Cons: Many coatings do not fare well with pooling water. Some carry a strong odor when first applied and begin losing their protective nature after two to four years.
EPDM (ethylene propylene diene terpolymer) is a common commercial application made from black synthetic rubber. Used in other applications as a bulletproof material, its extreme strength lasts 30 to 50 years.
Pros: Unlike white membranes, black EPDM rooftops won’t show dirt and can withstand temperature extremes. This type of installation is easy to repair and more affordable than many types of flat roofing systems.
Cons: EPDM can absorb heat, so it’s most suitable for smaller storage buildings than working spaces. Risks of seam breakage and roll shrinkage increase with larger industrial EPDM installs, so TPO roofing may be preferred in these cases. It also looks akin to weather stripping on a car door, so not the most beautiful roof on the market.
TPO—short for thermoplastic polyolefin—is a single-ply white membrane. While it’s not as durable as EPDM, you can get 25 years from a TPO roof as long as it’s installed properly.
Pros: Reflective in nature, TPO is a new and popular option for flat roofs, as it keeps the rooms below cooler. The laminated surface prevents algae or fungal buildup, so you won’t have to power-wash, making it relatively low maintenance. The material is also lightweight and well-suited to older structures.
Cons: If you can see the roof from another window, you may notice white gets dirtier quicker. Slightly more expensive than tar and gravel roofing, it also is not as durable in extreme weather conditions. TPO repairs require a heat welder and professional expertise. As it’s a relatively new material, the performance can vary from manufacturer to manufacturer.

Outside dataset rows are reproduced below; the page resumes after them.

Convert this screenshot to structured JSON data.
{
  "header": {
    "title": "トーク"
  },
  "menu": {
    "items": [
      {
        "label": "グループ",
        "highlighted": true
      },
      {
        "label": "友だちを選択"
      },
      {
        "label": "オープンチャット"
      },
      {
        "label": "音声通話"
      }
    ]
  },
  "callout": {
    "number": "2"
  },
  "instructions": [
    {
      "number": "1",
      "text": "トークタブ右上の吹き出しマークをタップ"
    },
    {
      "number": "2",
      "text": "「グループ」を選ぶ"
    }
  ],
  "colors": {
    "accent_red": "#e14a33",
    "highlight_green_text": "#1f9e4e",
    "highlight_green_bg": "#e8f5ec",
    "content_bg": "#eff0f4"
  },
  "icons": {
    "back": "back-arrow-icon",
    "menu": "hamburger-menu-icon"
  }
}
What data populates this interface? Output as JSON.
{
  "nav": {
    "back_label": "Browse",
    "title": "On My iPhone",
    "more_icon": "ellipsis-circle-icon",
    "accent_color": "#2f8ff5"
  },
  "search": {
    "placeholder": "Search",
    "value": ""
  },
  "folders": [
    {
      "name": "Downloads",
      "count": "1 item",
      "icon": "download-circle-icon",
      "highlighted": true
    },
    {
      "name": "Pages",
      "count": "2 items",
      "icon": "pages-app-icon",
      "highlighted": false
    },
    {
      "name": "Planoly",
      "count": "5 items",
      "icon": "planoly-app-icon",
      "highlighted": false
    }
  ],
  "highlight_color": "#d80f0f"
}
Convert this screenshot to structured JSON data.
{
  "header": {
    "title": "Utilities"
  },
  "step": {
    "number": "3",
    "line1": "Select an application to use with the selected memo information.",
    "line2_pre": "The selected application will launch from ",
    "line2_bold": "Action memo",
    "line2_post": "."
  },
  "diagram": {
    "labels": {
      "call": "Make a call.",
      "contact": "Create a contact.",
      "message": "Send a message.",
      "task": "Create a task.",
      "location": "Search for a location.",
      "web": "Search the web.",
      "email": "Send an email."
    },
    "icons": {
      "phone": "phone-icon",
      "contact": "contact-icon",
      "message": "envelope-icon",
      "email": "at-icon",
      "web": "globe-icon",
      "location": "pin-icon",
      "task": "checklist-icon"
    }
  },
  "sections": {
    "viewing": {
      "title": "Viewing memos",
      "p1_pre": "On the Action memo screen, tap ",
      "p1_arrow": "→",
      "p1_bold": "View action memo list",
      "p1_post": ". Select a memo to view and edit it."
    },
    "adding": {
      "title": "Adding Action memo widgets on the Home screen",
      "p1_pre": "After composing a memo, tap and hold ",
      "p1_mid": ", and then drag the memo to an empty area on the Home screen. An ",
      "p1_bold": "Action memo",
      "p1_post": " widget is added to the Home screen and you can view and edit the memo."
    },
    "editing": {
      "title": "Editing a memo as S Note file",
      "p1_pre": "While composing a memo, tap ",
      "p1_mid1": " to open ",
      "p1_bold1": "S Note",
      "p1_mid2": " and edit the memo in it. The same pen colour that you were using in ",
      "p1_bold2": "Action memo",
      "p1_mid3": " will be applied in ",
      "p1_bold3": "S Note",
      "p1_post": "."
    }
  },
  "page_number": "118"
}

Standing seam metal flat roof systems mechanically lock sheets of metal together, allowing for expansion and contraction– while providing an extremely durable protective layer to your commercial property. With proper insulation, a metal roof system can last 30-50 years.
Pros: Metal roofs are among the most aesthetically pleasing, offering a number of color options.
Cons: Metal is also one of the most expensive materials, though the longevity could make it a worthwhile investment if you plan to hang onto your commercial real estate long-term.
Polyvinyl chloride (PVC) roofing is a single-ply white material often used over offices, as its reflective color keeps the room below cool. Like TPO, a properly installed PVC roof should last 20-30 years.
Pros: A PVC flat roof installation is very similar to a TPO install, except that PVC is a more flexible material that has been around longer. It is similarly reflective to reduce cooling costs and is resistant to algae or bacterial growth from temporary ponding. White is most common, but darker shades exist.
Cons: PVC is slightly more expensive per square foot than TPO, though labor costs are the same. Removing the old roofing requires more labor and care to prevent puncture-related leaks. In addition, the manufacture of this roofing type releases toxic dioxin into the air, so it’s not the most eco-friendly option if your business engages in values-based investments.
Developed in the 1960s, roll roofing—otherwise known as modified bitumen or “mod bit”—involves an asphalt-based flat roof material with special polymers added for performance and pliability. The smooth or granular rolls can be hot or cold-applied or self-adhered. An expert-installed roll can last up to 20 years.
Pros: Commercial roll roofing is budget-friendly, energy-efficient, and durable for its lifespan. Most commercial businesses choose mod bit for the price point alone, but the color variations are as varied as composite shingle roofs.
Cons: The relatively short lifespan is the main drawback, with cracking and blistering possible after the first 10-15 years. Walking on the roof or a fallen branch can be enough to crack modified bitumen roofs. Leaks in the substrate can also be difficult to detect.
Looking for the Best Flat Roof Material for Your Business? Ask a Pro!
Contact Premiere Roofing to learn more about commercial flat roof installation in Hickory, Blowing Rock, or Charlotte, North Carolina. No matter which type of commercial flat roofing you prefer, you can count on the experienced professionals at Premiere Roofing to get it done and make it last.